The government faces a possible challenge in High Court to its “Right to Rent” policy, which requires landlords to carry out immigration status checks. On Wednesday, 6th June 2018, the Joint Council for the Welfare of Immigrants won the permission to bring a Judicial Review claim against the Home Office’s “Right to Rent” scheme. The bases of the claim was that the Home Office policy causes indirect racial discrimination and breaches the European Convention on Human Rights. The questions about the controversial “Right to Rent” policy were raised in the light of Windrush scandal. People of this generation are particularly vulnerable, as they cannot easily prove their right to remain in the UK. The scheme may put people at risk of homelessness and increase the cases of modern slavery and trafficking.

The “Right to Rent” policy was introduced in 2015 by Theresa May as a part of a plan to create ‘hostile environment’ for illegal immigrants under the 2014 Immigration Act. Under this policy all landlords should conduct checks of the immigration status of the potential tenants and lodgers in order to rent the residential property. Landlords could potentially face a prison sentence of up to five years or receive a fine if they rent a place for a person, who does not have leave to remain in the UK.

The scheme was meant to be thoroughly and transparently evaluated, but no such evaluations were conducted and there is no data that the scheme has the intended effect.

A cross-party group of MPs has also written to Home Secretary Sajid Javid with request to scrap or review “Right To Rent” policy.

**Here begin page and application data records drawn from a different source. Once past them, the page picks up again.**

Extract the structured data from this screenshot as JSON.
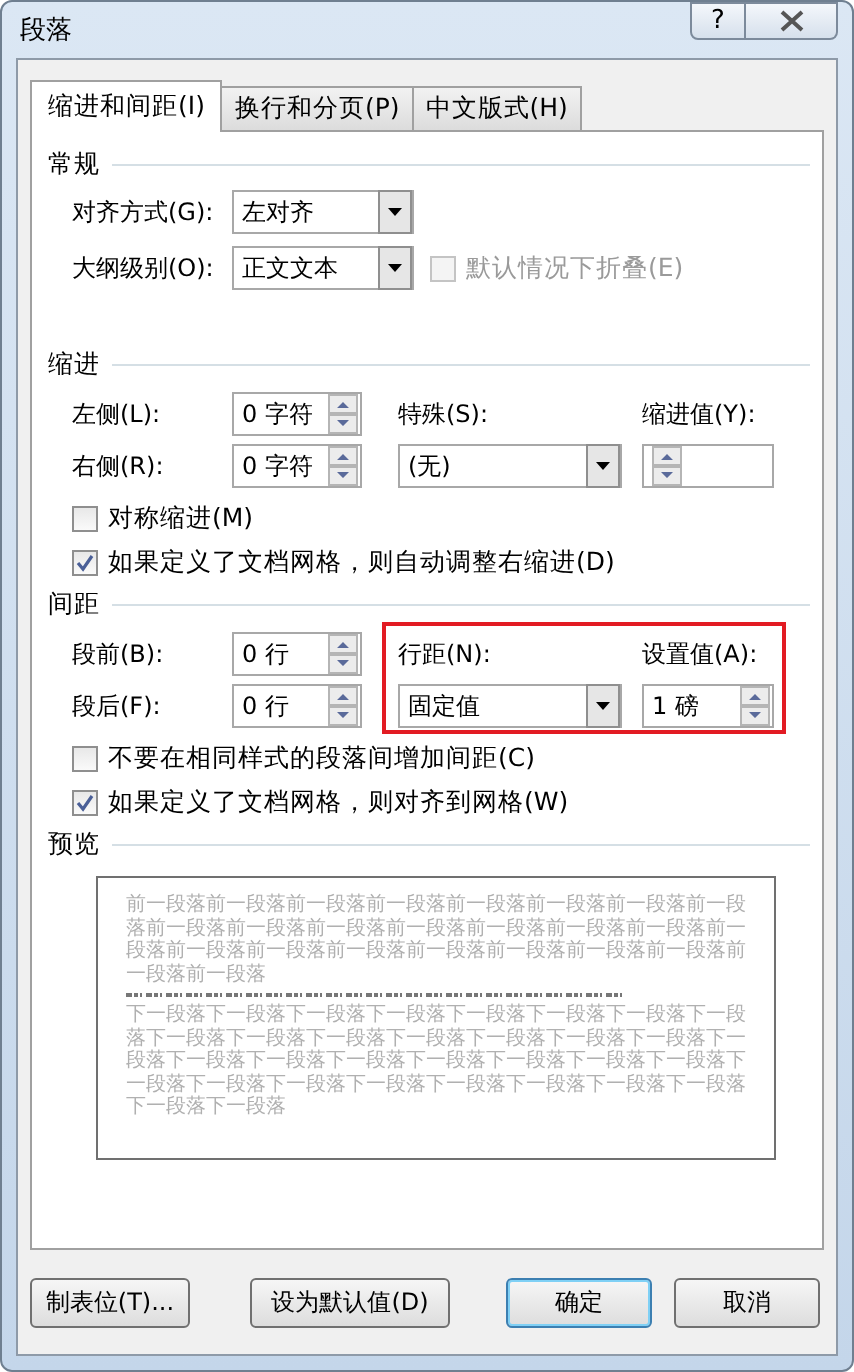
{
  "window": {
    "title": "段落",
    "help": "?"
  },
  "tabs": [
    {
      "label": "缩进和间距(I)",
      "selected": true
    },
    {
      "label": "换行和分页(P)",
      "selected": false
    },
    {
      "label": "中文版式(H)",
      "selected": false
    }
  ],
  "general": {
    "heading": "常规",
    "alignment": {
      "label": "对齐方式(G):",
      "value": "左对齐"
    },
    "outline_level": {
      "label": "大纲级别(O):",
      "value": "正文文本"
    },
    "collapse": {
      "label": "默认情况下折叠(E)",
      "checked": false,
      "disabled": true
    }
  },
  "indentation": {
    "heading": "缩进",
    "left": {
      "label": "左侧(L):",
      "value": "0 字符"
    },
    "right": {
      "label": "右侧(R):",
      "value": "0 字符"
    },
    "special": {
      "label": "特殊(S):",
      "value": "(无)"
    },
    "by": {
      "label": "缩进值(Y):"
    },
    "checkboxes": [
      {
        "label": "对称缩进(M)",
        "checked": false
      },
      {
        "label": "如果定义了文档网格，则自动调整右缩进(D)",
        "checked": true
      }
    ]
  },
  "spacing": {
    "heading": "间距",
    "before": {
      "label": "段前(B):",
      "value": "0 行"
    },
    "after": {
      "label": "段后(F):",
      "value": "0 行"
    },
    "line_spacing": {
      "label": "行距(N):",
      "value": "固定值"
    },
    "at": {
      "label": "设置值(A):",
      "value": "1 磅"
    },
    "highlighted": true,
    "checkboxes": [
      {
        "label": "不要在相同样式的段落间增加间距(C)",
        "checked": false
      },
      {
        "label": "如果定义了文档网格，则对齐到网格(W)",
        "checked": true
      }
    ]
  },
  "preview": {
    "heading": "预览",
    "previous_text": "前一段落前一段落前一段落前一段落前一段落前一段落前一段落前一段落前一段落前一段落前一段落前一段落前一段落前一段落前一段落前一段落前一段落前一段落前一段落前一段落前一段落前一段落前一段落前一段落前一段落",
    "next_text": "下一段落下一段落下一段落下一段落下一段落下一段落下一段落下一段落下一段落下一段落下一段落下一段落下一段落下一段落下一段落下一段落下一段落下一段落下一段落下一段落下一段落下一段落下一段落下一段落下一段落下一段落下一段落下一段落下一段落下一段落下一段落下一段落下一段落"
  },
  "buttons": [
    {
      "label": "制表位(T)...",
      "default": false
    },
    {
      "label": "设为默认值(D)",
      "default": false
    },
    {
      "label": "确定",
      "default": true
    },
    {
      "label": "取消",
      "default": false
    }
  ]
}
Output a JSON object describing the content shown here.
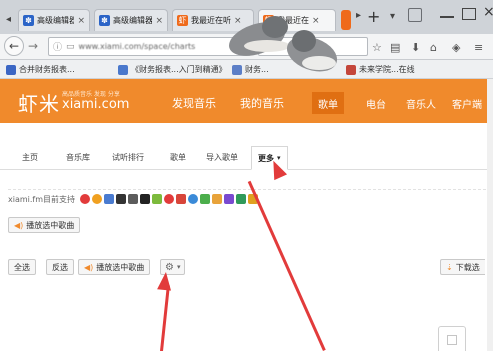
{
  "browser": {
    "tabs": [
      {
        "label": "高级编辑器",
        "icon": "baidu-paw-icon",
        "active": false
      },
      {
        "label": "高级编辑器",
        "icon": "baidu-paw-icon",
        "active": false
      },
      {
        "label": "我最近在听",
        "icon": "xiami-icon",
        "active": false
      },
      {
        "label": "我最近在",
        "icon": "xiami-icon",
        "active": true
      }
    ],
    "new_tab_label": "+",
    "url": "www.xiami.com/space/charts",
    "bookmarks": [
      {
        "label": "合并财务报表..."
      },
      {
        "label": "《财务报表...入门到精通》"
      },
      {
        "label": "财务..."
      },
      {
        "label": "未来学院...在线"
      }
    ]
  },
  "site": {
    "logo": "虾米",
    "logo_tagline": "高品质音乐 发现 分享",
    "logo_domain": "xiami.com",
    "nav": {
      "discover": "发现音乐",
      "my_music": "我的音乐",
      "right": [
        "歌单",
        "电台",
        "音乐人",
        "客户端"
      ]
    },
    "subnav": {
      "items": [
        "主页",
        "音乐库",
        "试听排行",
        "歌单",
        "导入歌单"
      ],
      "more": "更多"
    },
    "support_text": "xiami.fm目前支持",
    "play_selected": "播放选中歌曲",
    "toolbar": {
      "select_all": "全选",
      "invert": "反选",
      "play_selected": "播放选中歌曲",
      "download": "下载选"
    }
  },
  "colors": {
    "brand_orange": "#f08a2c",
    "annotation_arrow": "#e23b3b"
  }
}
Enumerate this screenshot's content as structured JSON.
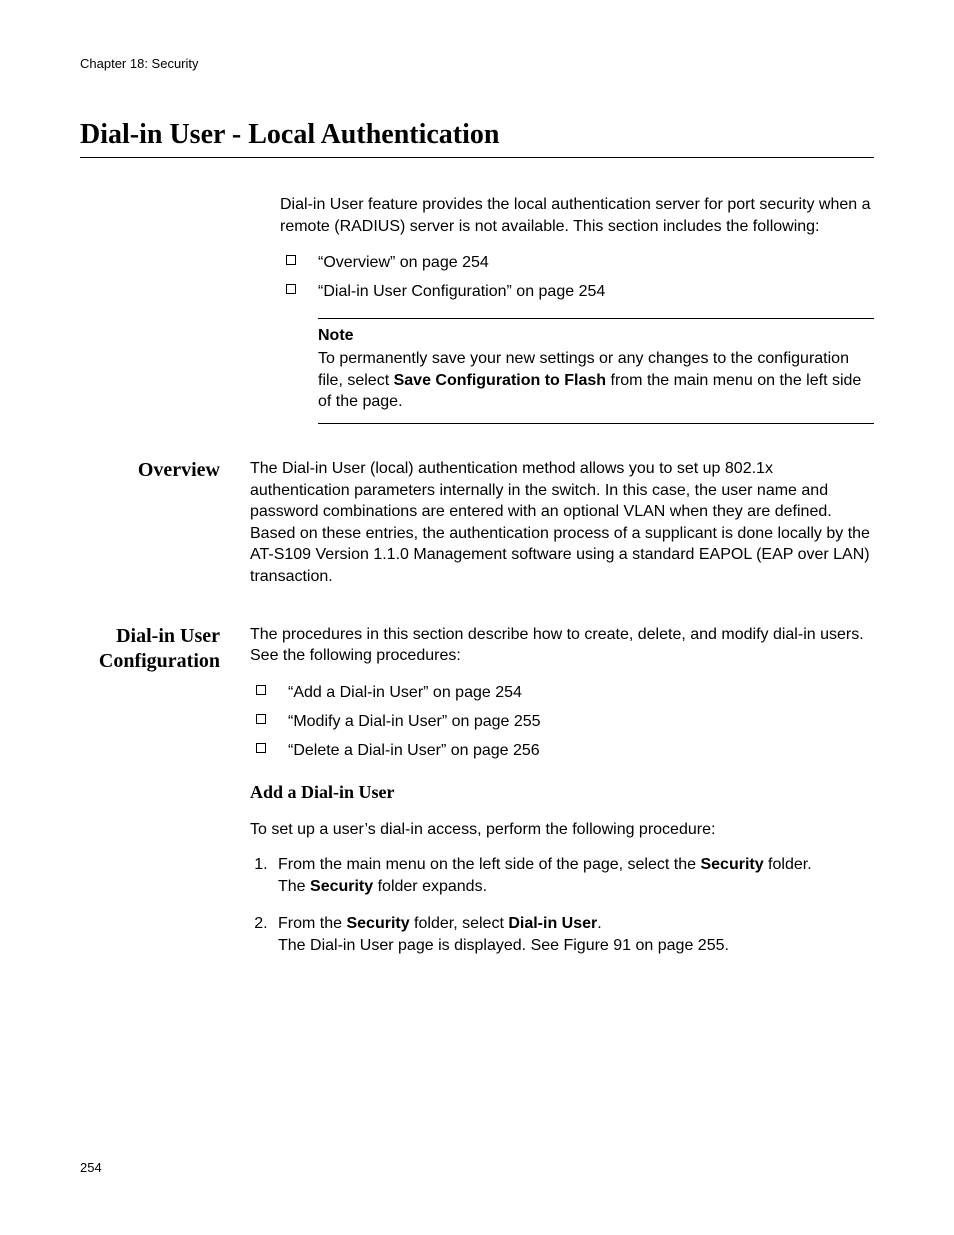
{
  "running_head": "Chapter 18: Security",
  "page_title": "Dial-in User - Local Authentication",
  "intro": "Dial-in User feature provides the local authentication server for port security when a remote (RADIUS) server is not available. This section includes the following:",
  "toc": [
    "“Overview” on page 254",
    "“Dial-in User Configuration” on page 254"
  ],
  "note": {
    "label": "Note",
    "before": "To permanently save your new settings or any changes to the configuration file, select ",
    "bold": "Save Configuration to Flash",
    "after": " from the main menu on the left side of the page."
  },
  "overview": {
    "label": "Overview",
    "text": "The Dial-in User (local) authentication method allows you to set up 802.1x authentication parameters internally in the switch. In this case, the user name and password combinations are entered with an optional VLAN when they are defined. Based on these entries, the authentication process of a supplicant is done locally by the AT-S109 Version 1.1.0  Management software using a standard EAPOL (EAP over LAN) transaction."
  },
  "config": {
    "label": "Dial-in User Configuration",
    "intro": "The procedures in this section describe how to create, delete, and modify dial-in users. See the following procedures:",
    "items": [
      "“Add a Dial-in User” on page 254",
      "“Modify a Dial-in User” on page 255",
      "“Delete a Dial-in User” on page 256"
    ]
  },
  "add": {
    "heading": "Add a Dial-in User",
    "lead": "To set up a user’s dial-in access, perform the following procedure:",
    "step1_a": "From the main menu on the left side of the page, select the ",
    "step1_b": "Security",
    "step1_c": " folder.",
    "step1_d_a": "The ",
    "step1_d_b": "Security",
    "step1_d_c": " folder expands.",
    "step2_a": "From the ",
    "step2_b": "Security",
    "step2_c": " folder, select ",
    "step2_d": "Dial-in User",
    "step2_e": ".",
    "step2_f": "The Dial-in User page is displayed. See Figure 91 on page 255."
  },
  "page_number": "254"
}
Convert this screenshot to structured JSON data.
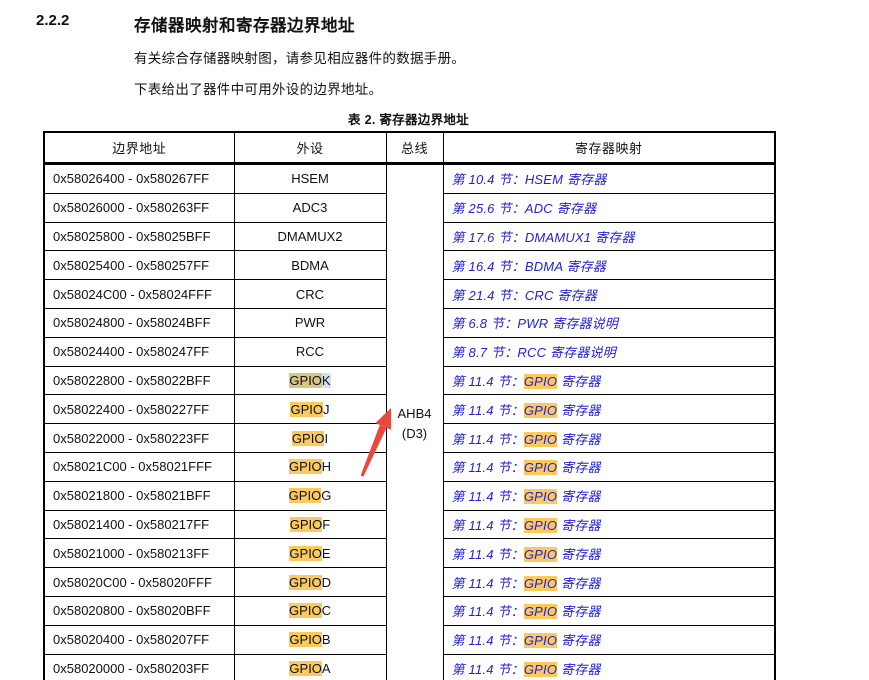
{
  "section": {
    "number": "2.2.2",
    "title": "存储器映射和寄存器边界地址"
  },
  "paragraphs": {
    "p1": "有关综合存储器映射图，请参见相应器件的数据手册。",
    "p2": "下表给出了器件中可用外设的边界地址。"
  },
  "table": {
    "caption": "表 2. 寄存器边界地址",
    "headers": {
      "address": "边界地址",
      "peripheral": "外设",
      "bus": "总线",
      "register_map": "寄存器映射"
    },
    "bus": {
      "line1": "AHB4",
      "line2": "(D3)"
    },
    "rows": [
      {
        "address": "0x58026400 - 0x580267FF",
        "periph_hl": "",
        "periph_rest": "HSEM",
        "hl_variant": "none",
        "link_pre": "第 10.4 节：HSEM 寄存器",
        "link_hl": "",
        "link_post": ""
      },
      {
        "address": "0x58026000 - 0x580263FF",
        "periph_hl": "",
        "periph_rest": "ADC3",
        "hl_variant": "none",
        "link_pre": "第 25.6 节：ADC 寄存器",
        "link_hl": "",
        "link_post": ""
      },
      {
        "address": "0x58025800 - 0x58025BFF",
        "periph_hl": "",
        "periph_rest": "DMAMUX2",
        "hl_variant": "none",
        "link_pre": "第 17.6 节：DMAMUX1 寄存器",
        "link_hl": "",
        "link_post": ""
      },
      {
        "address": "0x58025400 - 0x580257FF",
        "periph_hl": "",
        "periph_rest": "BDMA",
        "hl_variant": "none",
        "link_pre": "第 16.4 节：BDMA 寄存器",
        "link_hl": "",
        "link_post": ""
      },
      {
        "address": "0x58024C00 - 0x58024FFF",
        "periph_hl": "",
        "periph_rest": "CRC",
        "hl_variant": "none",
        "link_pre": "第 21.4 节：CRC 寄存器",
        "link_hl": "",
        "link_post": ""
      },
      {
        "address": "0x58024800 - 0x58024BFF",
        "periph_hl": "",
        "periph_rest": "PWR",
        "hl_variant": "none",
        "link_pre": "第 6.8 节：PWR 寄存器说明",
        "link_hl": "",
        "link_post": ""
      },
      {
        "address": "0x58024400 - 0x580247FF",
        "periph_hl": "",
        "periph_rest": "RCC",
        "hl_variant": "none",
        "link_pre": "第 8.7 节：RCC 寄存器说明",
        "link_hl": "",
        "link_post": ""
      },
      {
        "address": "0x58022800 - 0x58022BFF",
        "periph_hl": "GPIO",
        "periph_rest": "K",
        "hl_variant": "selected",
        "link_pre": "第 11.4 节：",
        "link_hl": "GPIO",
        "link_post": " 寄存器"
      },
      {
        "address": "0x58022400 - 0x580227FF",
        "periph_hl": "GPIO",
        "periph_rest": "J",
        "hl_variant": "orange",
        "link_pre": "第 11.4 节：",
        "link_hl": "GPIO",
        "link_post": " 寄存器"
      },
      {
        "address": "0x58022000 - 0x580223FF",
        "periph_hl": "GPIO",
        "periph_rest": "I",
        "hl_variant": "orange",
        "link_pre": "第 11.4 节：",
        "link_hl": "GPIO",
        "link_post": " 寄存器"
      },
      {
        "address": "0x58021C00 - 0x58021FFF",
        "periph_hl": "GPIO",
        "periph_rest": "H",
        "hl_variant": "orange",
        "link_pre": "第 11.4 节：",
        "link_hl": "GPIO",
        "link_post": " 寄存器"
      },
      {
        "address": "0x58021800 - 0x58021BFF",
        "periph_hl": "GPIO",
        "periph_rest": "G",
        "hl_variant": "orange",
        "link_pre": "第 11.4 节：",
        "link_hl": "GPIO",
        "link_post": " 寄存器"
      },
      {
        "address": "0x58021400 - 0x580217FF",
        "periph_hl": "GPIO",
        "periph_rest": "F",
        "hl_variant": "orange",
        "link_pre": "第 11.4 节：",
        "link_hl": "GPIO",
        "link_post": " 寄存器"
      },
      {
        "address": "0x58021000 - 0x580213FF",
        "periph_hl": "GPIO",
        "periph_rest": "E",
        "hl_variant": "orange",
        "link_pre": "第 11.4 节：",
        "link_hl": "GPIO",
        "link_post": " 寄存器"
      },
      {
        "address": "0x58020C00 - 0x58020FFF",
        "periph_hl": "GPIO",
        "periph_rest": "D",
        "hl_variant": "orange",
        "link_pre": "第 11.4 节：",
        "link_hl": "GPIO",
        "link_post": " 寄存器"
      },
      {
        "address": "0x58020800 - 0x58020BFF",
        "periph_hl": "GPIO",
        "periph_rest": "C",
        "hl_variant": "orange",
        "link_pre": "第 11.4 节：",
        "link_hl": "GPIO",
        "link_post": " 寄存器"
      },
      {
        "address": "0x58020400 - 0x580207FF",
        "periph_hl": "GPIO",
        "periph_rest": "B",
        "hl_variant": "orange",
        "link_pre": "第 11.4 节：",
        "link_hl": "GPIO",
        "link_post": " 寄存器"
      },
      {
        "address": "0x58020000 - 0x580203FF",
        "periph_hl": "GPIO",
        "periph_rest": "A",
        "hl_variant": "orange",
        "link_pre": "第 11.4 节：",
        "link_hl": "GPIO",
        "link_post": " 寄存器"
      }
    ]
  },
  "colors": {
    "search_highlight": "#fcc95e",
    "selected_highlight": "#d9c584",
    "selection_blue": "#d4e1ef",
    "link_blue": "#2322d3",
    "arrow_red": "#e8493c"
  }
}
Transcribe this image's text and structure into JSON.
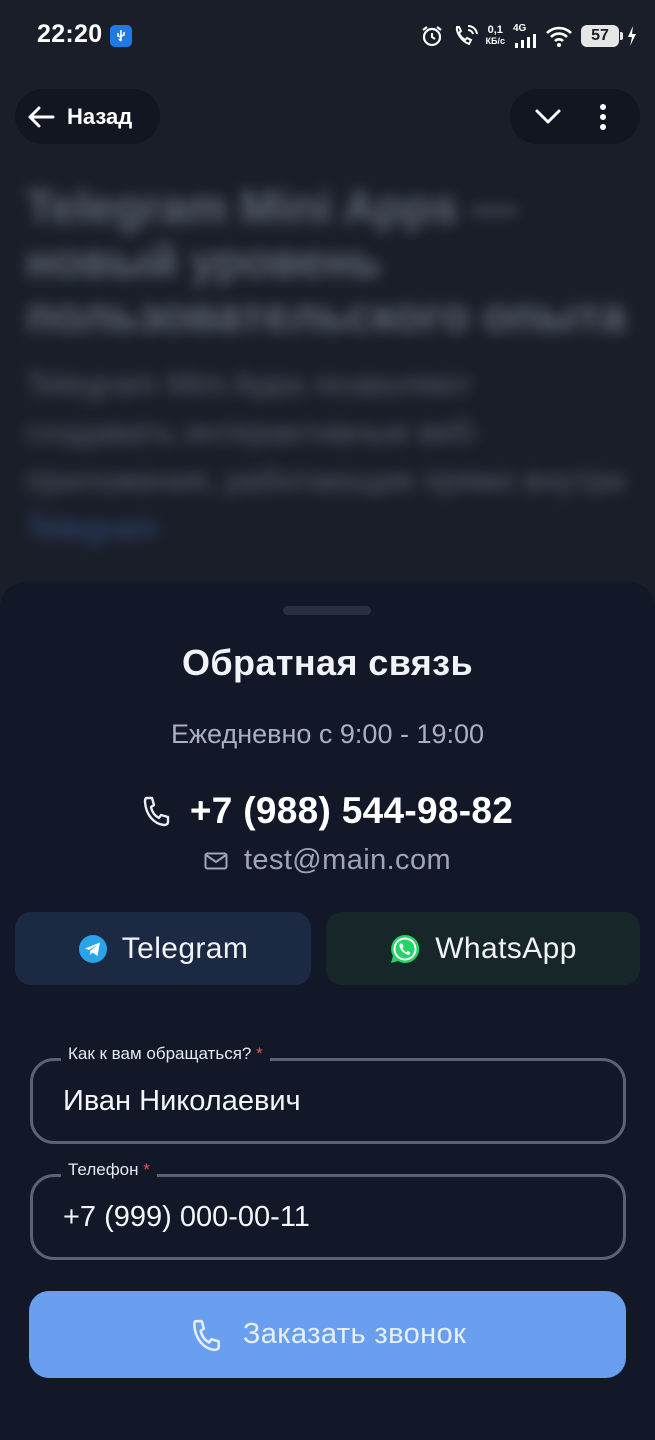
{
  "status_bar": {
    "time": "22:20",
    "net_speed_value": "0,1",
    "net_speed_unit": "КБ/с",
    "network_type": "4G",
    "battery": "57"
  },
  "nav": {
    "back_label": "Назад"
  },
  "article": {
    "title": "Telegram Mini Apps — новый уровень пользовательского опыта",
    "text": "Telegram Mini Apps позволяют создавать интерактивные веб-приложения, работающие прямо внутри",
    "link": "Telegram"
  },
  "sheet": {
    "title": "Обратная связь",
    "hours": "Ежедневно с 9:00 - 19:00",
    "phone": "+7 (988) 544-98-82",
    "email": "test@main.com",
    "messengers": [
      {
        "label": "Telegram",
        "icon": "telegram-icon",
        "color": "#2AA3E8"
      },
      {
        "label": "WhatsApp",
        "icon": "whatsapp-icon",
        "color": "#25D366"
      }
    ],
    "form": {
      "name_label": "Как к вам обращаться?",
      "name_value": "Иван Николаевич",
      "phone_label": "Телефон",
      "phone_value": "+7 (999) 000-00-11",
      "required_mark": "*"
    },
    "call_button_label": "Заказать звонок"
  },
  "colors": {
    "background": "#1a1e28",
    "sheet": "#131829",
    "accent_button": "#6a9ff0",
    "required": "#e25858"
  }
}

The hearing date for the Judicial Review challenge has not been announced yet.